Today the Court warps our Constitution in a way that goes beyond the narrow issue of the reach of the Suspension Clause, invoking judicially brainstormed separation-of-powers principles to establish a manipulable “functional” test for the extraterritorial reach of habeas corpus (and, no doubt, for the extraterritorial reach of other constitutional protections as well). It blatantly misdescribes important precedents, most conspicuously Justice Jackson’s opinion for the Court in Johnson v. Eisentrager. It breaks a chain of precedent as old as the common law that prohibits judicial inquiry into detentions of aliens abroad absent statutory authorization. And, most tragically, it sets our military commanders the impossible task of proving to a civilian court, under whatever standards this Court devises in the future, that evidence supports the confinement of each and every enemy prisoner.

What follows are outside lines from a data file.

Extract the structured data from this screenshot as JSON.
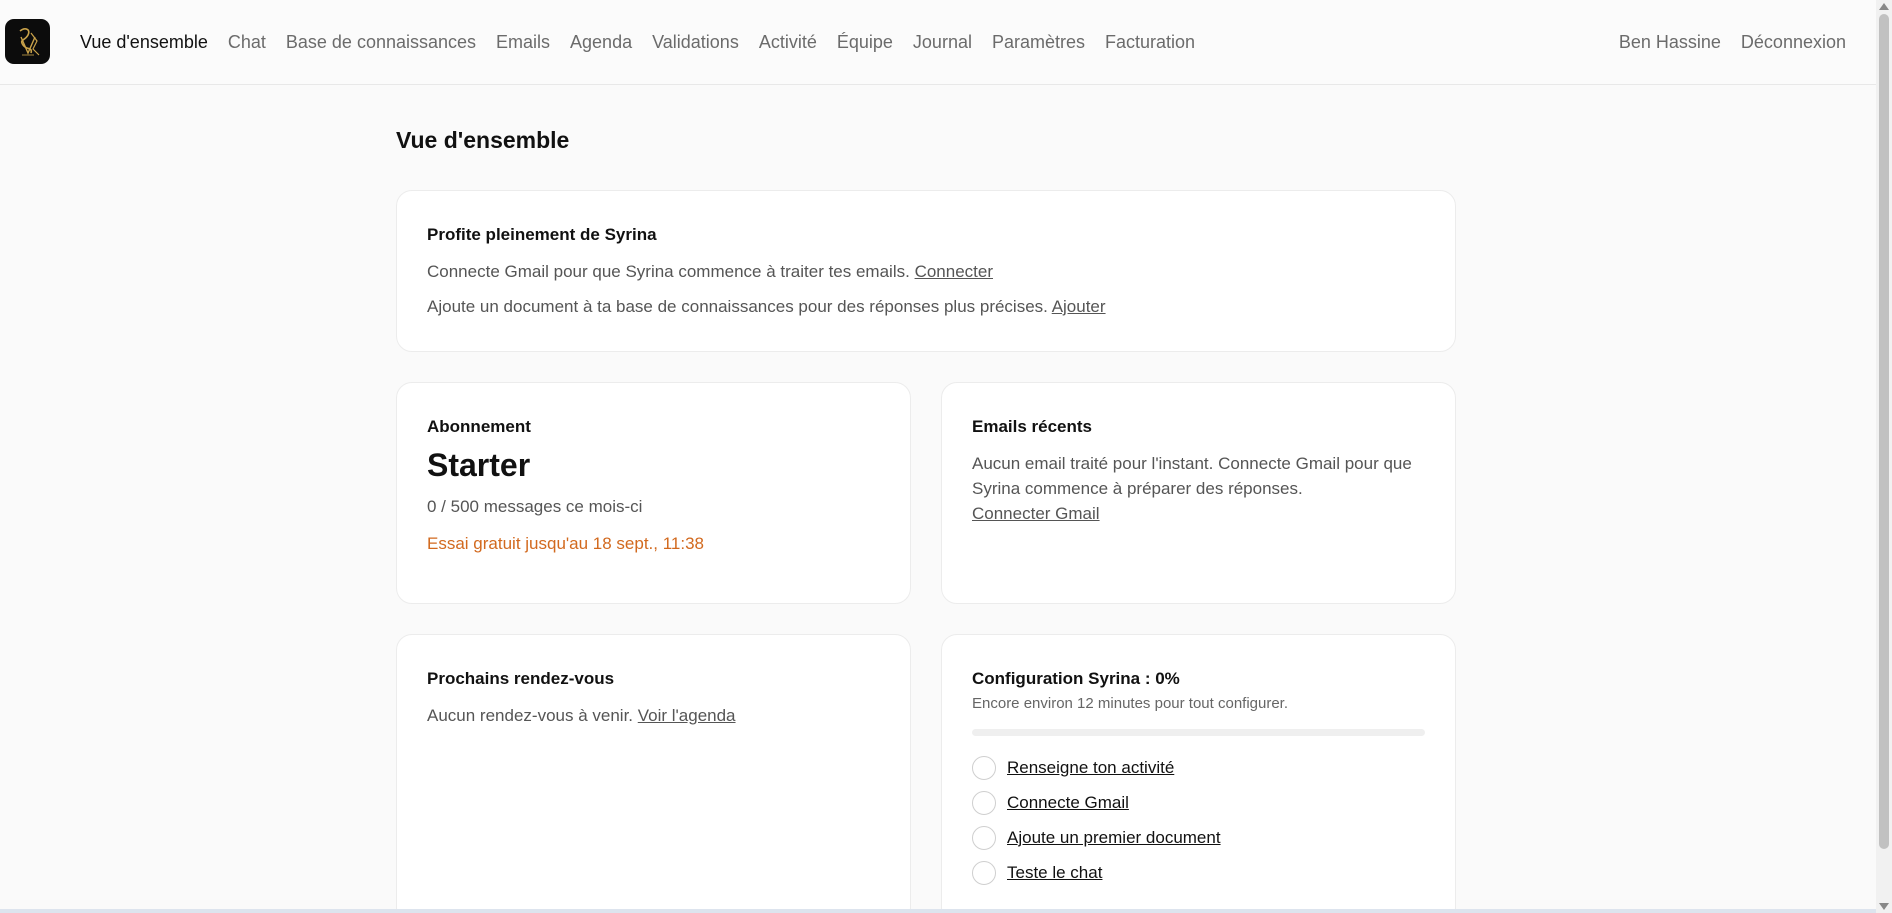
{
  "nav": {
    "items": [
      {
        "label": "Vue d'ensemble",
        "active": true
      },
      {
        "label": "Chat"
      },
      {
        "label": "Base de connaissances"
      },
      {
        "label": "Emails"
      },
      {
        "label": "Agenda"
      },
      {
        "label": "Validations"
      },
      {
        "label": "Activité"
      },
      {
        "label": "Équipe"
      },
      {
        "label": "Journal"
      },
      {
        "label": "Paramètres"
      },
      {
        "label": "Facturation"
      }
    ],
    "user": "Ben Hassine",
    "logout": "Déconnexion"
  },
  "page": {
    "title": "Vue d'ensemble"
  },
  "promo": {
    "title": "Profite pleinement de Syrina",
    "line1": "Connecte Gmail pour que Syrina commence à traiter tes emails.",
    "line1_link": "Connecter",
    "line2": "Ajoute un document à ta base de connaissances pour des réponses plus précises.",
    "line2_link": "Ajouter"
  },
  "subscription": {
    "title": "Abonnement",
    "plan": "Starter",
    "usage": "0 / 500 messages ce mois-ci",
    "trial": "Essai gratuit jusqu'au 18 sept., 11:38"
  },
  "emails": {
    "title": "Emails récents",
    "empty": "Aucun email traité pour l'instant. Connecte Gmail pour que Syrina commence à préparer des réponses.",
    "link": "Connecter Gmail"
  },
  "appointments": {
    "title": "Prochains rendez-vous",
    "empty": "Aucun rendez-vous à venir.",
    "link": "Voir l'agenda"
  },
  "config": {
    "title": "Configuration Syrina : 0%",
    "note": "Encore environ 12 minutes pour tout configurer.",
    "progress": 0,
    "steps": [
      {
        "label": "Renseigne ton activité"
      },
      {
        "label": "Connecte Gmail"
      },
      {
        "label": "Ajoute un premier document"
      },
      {
        "label": "Teste le chat"
      }
    ]
  },
  "colors": {
    "trial": "#d2691e",
    "logo_bg": "#0c0c0c",
    "logo_gold": "#c9a24a"
  }
}
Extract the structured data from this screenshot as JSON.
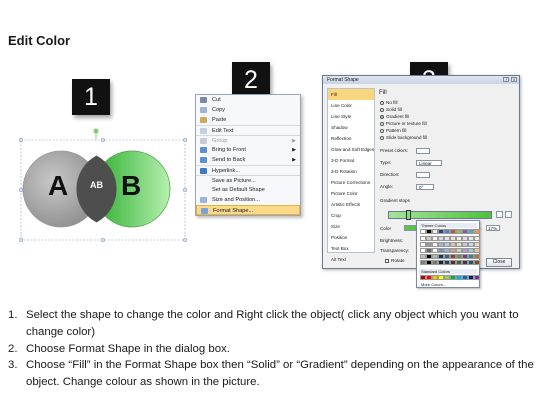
{
  "title": "Edit Color",
  "steps": {
    "one": "1",
    "two": "2",
    "three": "3"
  },
  "venn": {
    "label_a": "A",
    "label_b": "B",
    "label_ab": "AB",
    "color_a": "#8f8f8f",
    "color_b": "#3cc43c"
  },
  "context_menu": {
    "items": [
      {
        "label": "Cut",
        "icon": "scissors-icon"
      },
      {
        "label": "Copy",
        "icon": "copy-icon"
      },
      {
        "label": "Paste",
        "icon": "paste-icon"
      },
      {
        "label": "Edit Text",
        "icon": ""
      },
      {
        "label": "Group",
        "icon": "group-icon",
        "disabled": true,
        "submenu": true
      },
      {
        "label": "Bring to Front",
        "icon": "bring-front-icon",
        "submenu": true
      },
      {
        "label": "Send to Back",
        "icon": "send-back-icon",
        "submenu": true
      },
      {
        "label": "Hyperlink...",
        "icon": "hyperlink-icon"
      },
      {
        "label": "Save as Picture...",
        "icon": ""
      },
      {
        "label": "Set as Default Shape",
        "icon": ""
      },
      {
        "label": "Size and Position...",
        "icon": "size-icon"
      },
      {
        "label": "Format Shape...",
        "icon": "format-shape-icon",
        "highlighted": true
      }
    ]
  },
  "dialog": {
    "title": "Format Shape",
    "help": "?",
    "close_x": "X",
    "nav": [
      "Fill",
      "Line Color",
      "Line Style",
      "Shadow",
      "Reflection",
      "Glow and Soft Edges",
      "3-D Format",
      "3-D Rotation",
      "Picture Corrections",
      "Picture Color",
      "Artistic Effects",
      "Crop",
      "Size",
      "Position",
      "Text Box",
      "Alt Text"
    ],
    "section": "Fill",
    "fill_options": [
      {
        "label": "No fill",
        "selected": false
      },
      {
        "label": "Solid fill",
        "selected": false
      },
      {
        "label": "Gradient fill",
        "selected": true
      },
      {
        "label": "Picture or texture fill",
        "selected": false
      },
      {
        "label": "Pattern fill",
        "selected": false
      },
      {
        "label": "Slide background fill",
        "selected": false
      }
    ],
    "preset_colors_label": "Preset colors:",
    "type_label": "Type:",
    "type_value": "Linear",
    "direction_label": "Direction:",
    "angle_label": "Angle:",
    "angle_value": "0°",
    "gradient_stops_label": "Gradient stops",
    "color_label": "Color",
    "position_label": "Position:",
    "position_value": "17%",
    "brightness_label": "Brightness:",
    "transparency_label": "Transparency:",
    "rotate_label": "Rotate",
    "close_button": "Close"
  },
  "palette": {
    "theme_colors_label": "Theme Colors",
    "standard_colors_label": "Standard Colors",
    "more_colors_label": "More Colors...",
    "theme_top": [
      "#ffffff",
      "#000000",
      "#eeece1",
      "#1f497d",
      "#4f81bd",
      "#c0504d",
      "#9bbb59",
      "#8064a2",
      "#4bacc6",
      "#f79646"
    ],
    "standard": [
      "#c00000",
      "#ff0000",
      "#ffc000",
      "#ffff00",
      "#92d050",
      "#00b050",
      "#00b0f0",
      "#0070c0",
      "#002060",
      "#7030a0"
    ]
  },
  "instructions": [
    {
      "num": "1.",
      "text": "Select the shape to change the color and Right click the object( click any object which you want to change color)"
    },
    {
      "num": "2.",
      "text": "Choose Format Shape in the dialog box."
    },
    {
      "num": "3.",
      "text": "Choose “Fill” in the Format Shape box then “Solid” or “Gradient” depending on the appearance of the object. Change colour as shown in the picture."
    }
  ]
}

The Nation will live to regret what the Court has done today. - Antonin Scalia, Boumediene v. Bush, (dissenting)
What in the world is a 'moderate interpretation' of the text? Halfway between what it really says and what you want it to say?I keep saying that "Claire Wolfe Time" passed us by a long time ago.
It is literally true that the U.S. Supreme Court has entirely liberated itself from the text of the Constitution.
What 'we the people' want most of all is someone who will agree with us as to what the evolving constitution says.
We are free at last, free at last. There is no respect in which we are chained or bound by the text of the Constitution. All it takes is five hands. - Antonin Scalia, excerpts from a speech quoted in the New Orleans Times-Picayune, 3/10/04
Something has gone seriously awry with this Court’s interpretation of the Constitution. - Clarence Thomas (dissenting) Kelo v New London (2005)
See also this and this.